The article was selected as a Wolters Kluwer Legal Scholar winner and discusses important aspects and implications of this important law.
As technology becomes more integrated in health care, some individuals and organizations are calling for better regulations of health information technology (HIT) systems. On October 6, 2015, U.S. Senators Sheldon Whitehouse (D-RI) and Bill Cassidy (R-La) answered the call by introducing bipartisan legislation to strengthen accountability and improve transparency in HIT. Submitted as the Transparent Ratings on Usability and Security to Transform Information Technology (TRUST IT) Act of 2015, the TRUST IT Act is meant to be consumer-facing support for health care organizations selecting an electronic health records system (EHRs).
Currently, EHRs must be certified in order to qualify for an incentive program with CMS and the Office of the National Coordinator for Health Information Technology (ONC). The incentive program requires EHR technology to give assurances to purchasers and users that the EHR system offers the necessary technological capability, functionality, and security to meet meaningful use criteria. Although certification offers some guarantees, Whitehouse and Cassidy created the TRUST IT Act since they believe “there is no way to ensure health IT continues to deliver as promised for doctors and patients, and no way to easily compare one product to another.” The TRUST IT Act would establish safeguards so certified HIT systems do not underperform on their promised outcomes, and would also allow consumers to compare different HIT products based on the system’s performance.
To enable transparency in the market, the TRUST IT Act creates a rating system that would evaluate the performance of certified HIT in the areas of security, usability, and interoperability. The rating system would be promulgated as a star rating: three stars signifying excellence, two stars equaling satisfactory performance, and one star being less than satisfactory. The rating system would be published on the ONC website, and developed through a transparent stakeholder input process. For vendors who had received a one-star rating, the Secretary of HHS would create a corrective action plan. Any failure by the vendor to improve their status in the timeframe designated by the corrective action plan could result in the decertification of the vendor’s technology.

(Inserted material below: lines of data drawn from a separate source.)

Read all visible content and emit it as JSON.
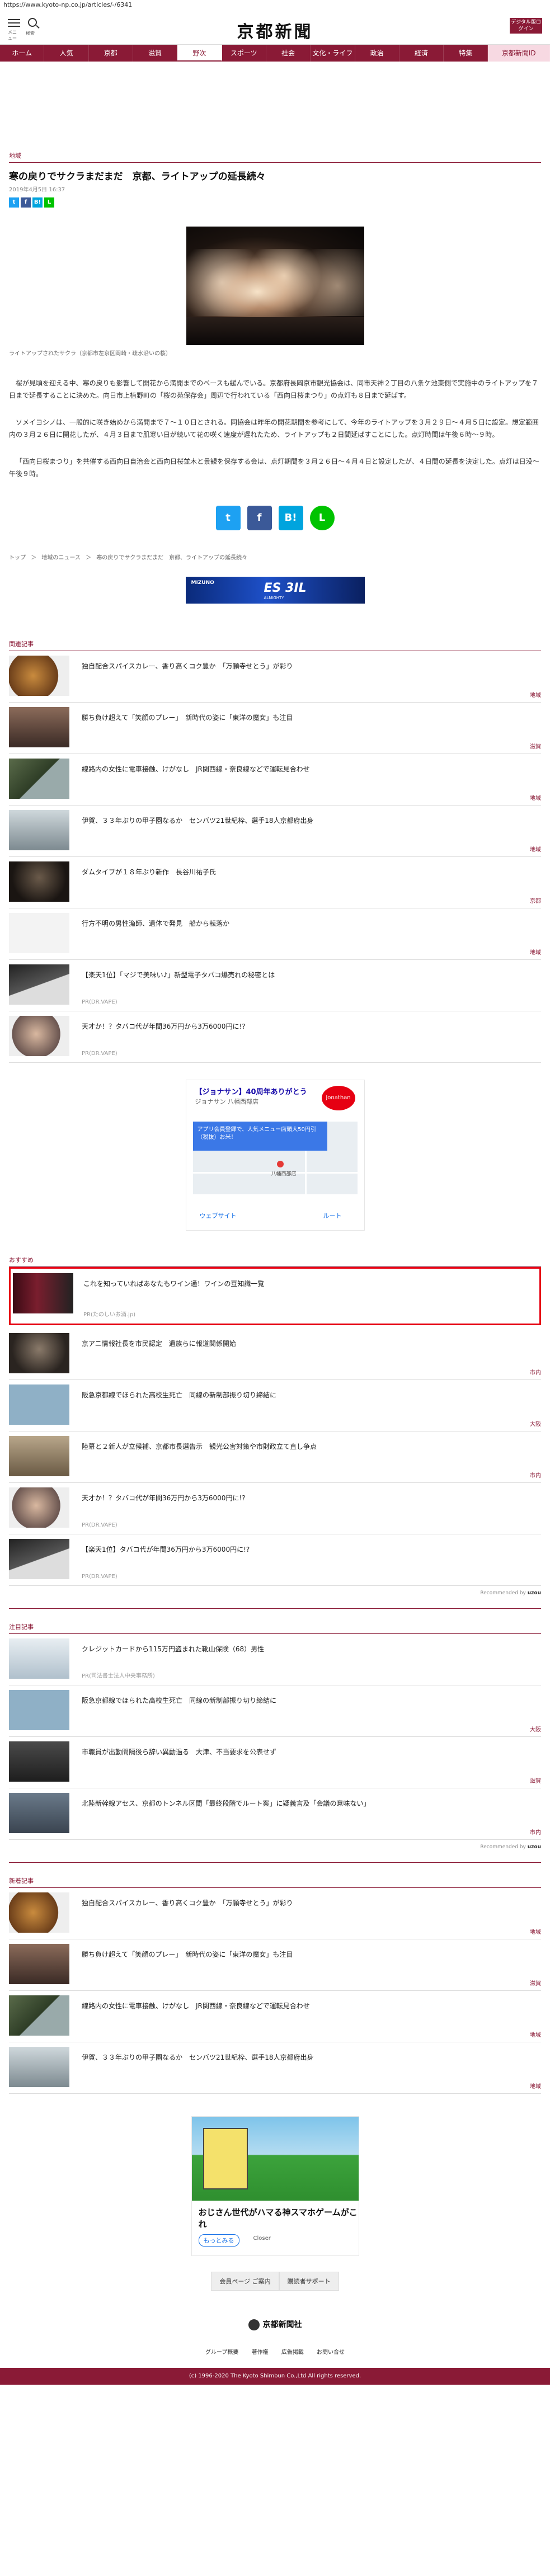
{
  "url": "https://www.kyoto-np.co.jp/articles/-/6341",
  "header": {
    "menu_label": "メニュー",
    "search_label": "検索",
    "logo": "京都新聞",
    "digital_btn": "デジタル版ログイン"
  },
  "nav": [
    "ホーム",
    "人気",
    "京都",
    "滋賀",
    "野次",
    "スポーツ",
    "社会",
    "文化・ライフ",
    "政治",
    "経済",
    "特集",
    "京都新聞ID"
  ],
  "article": {
    "section": "地域",
    "title": "寒の戻りでサクラまだまだ　京都、ライトアップの延長続々",
    "date": "2019年4月5日 16:37",
    "caption": "ライトアップされたサクラ（京都市左京区岡崎・疏水沿いの桜）",
    "paragraphs": [
      "桜が見頃を迎える中、寒の戻りも影響して開花から満開までのペースも緩んでいる。京都府長岡京市観光協会は、同市天神２丁目の八条ケ池東側で実施中のライトアップを７日まで延長することに決めた。向日市上植野町の「桜の苑保存会」周辺で行われている「西向日桜まつり」の点灯も８日まで延ばす。",
      "ソメイヨシノは、一般的に咲き始めから満開まで７〜１０日とされる。同協会は昨年の開花期間を参考にして、今年のライトアップを３月２９日〜４月５日に設定。想定範囲内の３月２６日に開花したが、４月３日まで肌寒い日が続いて花の咲く速度が遅れたため、ライトアップも２日間延ばすことにした。点灯時間は午後６時〜９時。",
      "「西向日桜まつり」を共催する西向日自治会と西向日桜並木と景観を保存する会は、点灯期間を３月２６日〜４月４日と設定したが、４日間の延長を決定した。点灯は日没〜午後９時。"
    ]
  },
  "breadcrumb": [
    "トップ",
    "＞",
    "地域のニュース",
    "＞",
    "寒の戻りでサクラまだまだ　京都、ライトアップの延長続々"
  ],
  "banner": {
    "brand": "MIZUNO",
    "name": "ES 3IL",
    "sub": "ALMIGHTY"
  },
  "related": {
    "title": "関連記事",
    "items": [
      {
        "title": "独自配合スパイスカレー、香り高くコク豊か　「万願寺せとう」が彩り",
        "tag": "地域"
      },
      {
        "title": "勝ち負け超えて「笑顔のプレー」　新時代の姿に「東洋の魔女」も注目",
        "tag": "滋賀"
      },
      {
        "title": "線路内の女性に電車接触、けがなし　JR関西線・奈良線などで運転見合わせ",
        "tag": "地域"
      },
      {
        "title": "伊賀、３３年ぶりの甲子園なるか　センバツ21世紀枠、選手18人京都府出身",
        "tag": "地域"
      },
      {
        "title": "ダムタイプが１８年ぶり新作　長谷川祐子氏",
        "tag": "京都"
      },
      {
        "title": "行方不明の男性漁師、遺体で発見　船から転落か",
        "tag": "地域"
      },
      {
        "title": "【楽天1位】「マジで美味い♪」新型電子タバコ爆売れの秘密とは",
        "pr": "PR(DR.VAPE)"
      },
      {
        "title": "天才か！？タバコ代が年間36万円から3万6000円に!?",
        "pr": "PR(DR.VAPE)"
      }
    ]
  },
  "map_ad": {
    "title": "【ジョナサン】40周年ありがとう",
    "sub": "ジョナサン 八幡西部店",
    "bubble": "アプリ会員登録で、人気メニュー店頭大50円引（税抜）お米！",
    "pin": "八幡西部店",
    "btn1": "ウェブサイト",
    "btn2": "ルート"
  },
  "recommend": {
    "title": "おすすめ",
    "items": [
      {
        "title": "これを知っていればあなたもワイン通！ワインの豆知識一覧",
        "pr": "PR(たのしいお酒.jp)"
      },
      {
        "title": "京アニ情報社長を市民認定　遺族らに報道関係開始",
        "tag": "市内"
      },
      {
        "title": "阪急京都線でほられた高校生死亡　同線の新制部振り切り締結に",
        "tag": "大阪"
      },
      {
        "title": "陸幕と２新人が立候補、京都市長選告示　観光公害対策や市財政立て直し争点",
        "tag": "市内"
      },
      {
        "title": "天才か！？タバコ代が年間36万円から3万6000円に!?",
        "pr": "PR(DR.VAPE)"
      },
      {
        "title": "【楽天1位】タバコ代が年間36万円から3万6000円に!?",
        "pr": "PR(DR.VAPE)"
      }
    ],
    "recommended_by": "Recommended by",
    "recommended_brand": "uzou"
  },
  "attention": {
    "title": "注目記事",
    "items": [
      {
        "title": "クレジットカードから115万円盗まれた靴山保険（68）男性",
        "pr": "PR(司法書士法人中央事務所)"
      },
      {
        "title": "阪急京都線でほられた高校生死亡　同線の新制部振り切り締結に",
        "tag": "大阪"
      },
      {
        "title": "市職員が出勤間隔後ら辞い異動過る　大津、不当要求を公表せず",
        "tag": "滋賀"
      },
      {
        "title": "北陸新幹線アセス、京都のトンネル区間「最終段階でルート案」に疑義言及「会議の意味ない」",
        "tag": "市内"
      }
    ],
    "recommended_by": "Recommended by",
    "recommended_brand": "uzou"
  },
  "new_articles": {
    "title": "新着記事",
    "items": [
      {
        "title": "独自配合スパイスカレー、香り高くコク豊か　「万願寺せとう」が彩り",
        "tag": "地域"
      },
      {
        "title": "勝ち負け超えて「笑顔のプレー」　新時代の姿に「東洋の魔女」も注目",
        "tag": "滋賀"
      },
      {
        "title": "線路内の女性に電車接触、けがなし　JR関西線・奈良線などで運転見合わせ",
        "tag": "地域"
      },
      {
        "title": "伊賀、３３年ぶりの甲子園なるか　センバツ21世紀枠、選手18人京都府出身",
        "tag": "地域"
      }
    ]
  },
  "game_ad": {
    "title": "おじさん世代がハマる神スマホゲームがこれ",
    "cta": "もっとみる",
    "close": "Closer"
  },
  "footer": {
    "buttons": [
      "会員ページ ご案内",
      "購読者サポート"
    ],
    "logo": "京都新聞社",
    "links": [
      "グループ概要",
      "著作権",
      "広告掲載",
      "お問い合せ"
    ],
    "copyright": "(c) 1996-2020 The Kyoto Shimbun Co.,Ltd All rights reserved."
  }
}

The rating system would be overseen by a development council including one representative from each of the accredited HIT certifying bodies and testing laboratories, and one representative from the ONC. Reporting criteria for the vendors to establish a rating would be required, and the council would create the reporting criteria within one year of the TRUST IT Act’s enactment. As written, the TRUST IT Act proposes to evaluate the areas of security, usability and user-centered design, interoperability, conformance to certification testing, and other categories as appropriate to measure the performance of HIT. The public would have a 60-day comment period to speak on the reporting criteria and methodology prior to the issuance of the final rule.
Additionally, the TRUST IT Act would create a confidential process for collecting and verifying feedback from users for security, usability, and interoperability. Feedback would also be received from vendors on common practices of users that could inhibit interoperability. Vendors would submit this feedback, and every two years the vendors would also be responsible to report their performance. Any vendor who did not report their performance would incur fines for failure to do so. The fines collected from this type of vendor violation would be used to create a revolving user compensation fund to help offset costs of purchasing new certified HIT systems for users whose system had been decertified.
While the TRUST IT Act is designed to streamline the functionality and use of HIT systems, it seems unlikely the bill will be passed. Early numbers show a mere 8 percent chance of the Act getting through the Senate Health, Education, Labor, and Pensions Committee, and only a 4 percent chance of being enacted. Even though similar rating systems exist for different areas of health care, there might not be a substantial need for the TRUST IT Act’s system at this time. Moreover, the TRUST IT Act’s rating system and proposed criteria may not be developed enough to effectively create change to lacking HIT systems. A final concern is the rapid rate of development and change in technology. As the systems are developed, remodeled, and enhanced, this could leave vendors receiving a one-star rating or decertification, even though the technology is relatively young.
Lana Smith is currently pursuing her law degree and health law certificate from DePaul University College of Law in Chicago, Illinois. She completed her undergraduate degree from the University of Michigan in International Studies – Comparative Cultures & Identities. Lana is the co-director of outreach & recruitment of the Jaharis Health Law Institute student board, a staff writer for the Institute’s online publication, the E-Pulse, and is an active Health Law Fellow.